But the era of the writer/producer may be nearing its end. More of today’s TV content is being created by “non-writing” producers, and this changing of the guard is making it challenging to get a new series green-lit.If you’re a non-writing producer with a good idea for a TV show, you may be told to pitch it, jump ship to sell the idea elsewhere, or hire a writer and shoot it yourself. This varied methodology has disrupted the usual process of getting a show made, and TV producers now have to work harder than ever to get ahead.
A panel at the 2014 Produced By Conference recently addressed this issue, as Producer Marshall Herskovitz (Blood Diamond) spoke with Peter Micelli, (pictured left) a leading TV agent at Creative Artists Agency (CAA), about the challenges in today’s television industry. Herskovitz specifically asked how up-and-coming producers can find their way in an “incredibly complicated” landscape. “When I have someone come to me and say they have this outlandish or big idea, I just tell them to write it,” Micelli said. “Because I think today there is so much competition and people have so many wild and interesting ideas, and in a weird way it’s actually gotten harder to get people to commit to buying those ideas.”

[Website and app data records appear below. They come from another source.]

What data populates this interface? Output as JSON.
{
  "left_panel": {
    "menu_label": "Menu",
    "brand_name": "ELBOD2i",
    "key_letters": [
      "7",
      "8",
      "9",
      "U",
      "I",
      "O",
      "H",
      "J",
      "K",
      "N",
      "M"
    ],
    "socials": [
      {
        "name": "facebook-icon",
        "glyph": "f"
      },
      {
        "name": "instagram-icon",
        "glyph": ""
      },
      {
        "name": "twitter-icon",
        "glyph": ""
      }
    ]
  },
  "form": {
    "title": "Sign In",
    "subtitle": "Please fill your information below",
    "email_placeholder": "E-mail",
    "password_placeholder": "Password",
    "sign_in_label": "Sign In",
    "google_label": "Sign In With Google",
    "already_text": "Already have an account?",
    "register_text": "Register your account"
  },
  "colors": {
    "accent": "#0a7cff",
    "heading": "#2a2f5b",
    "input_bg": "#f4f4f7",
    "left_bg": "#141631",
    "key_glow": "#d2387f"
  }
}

There is one weapon that will aid producers in their fight for recognition. Micelli stressed that the best thing a new producer can do is have control over some kind of intellectual property or some kind of creative control. “You do that by hiring the best writers you can find while managing the basic story arc,” he explained. “I think writers still matter a ton. There are a lot of great producers out there but if you don't have a great writer, once you get that 13-episode order, it’s over. That’s why TV writers have been so important to the business. It’s not just about one script, it’s about who is going to give me 13 scripts under the schedule in which we need, and they’re going to all be of quality and written within a budget that’s doable.”
Despite the industry changes, Micelli says that writers in television still have a lot of power. As a producer you have to remember you are competing with the best in the industry, like J.J. Abrams and Jerry Bruckheimer.“You have to think, ‘What am I not bringing to the table that will prevent a high-end writer from going to one of those tried-and-true [producers] instead of coming to me?’ It’s almost the same philosophy as an independent studio,” the agent noted. “‘What more can we offer that’s going to get the talent to come play on our field?’ Intellectual property is really the greatest equalizer. So much of great television is the team that’s going to execute it. If I was a producer sitting in the audience, that’s something I could be doing and focusing on. I would be trying to figure out what kind of intellectual property I could take control of that would make the game come to me.”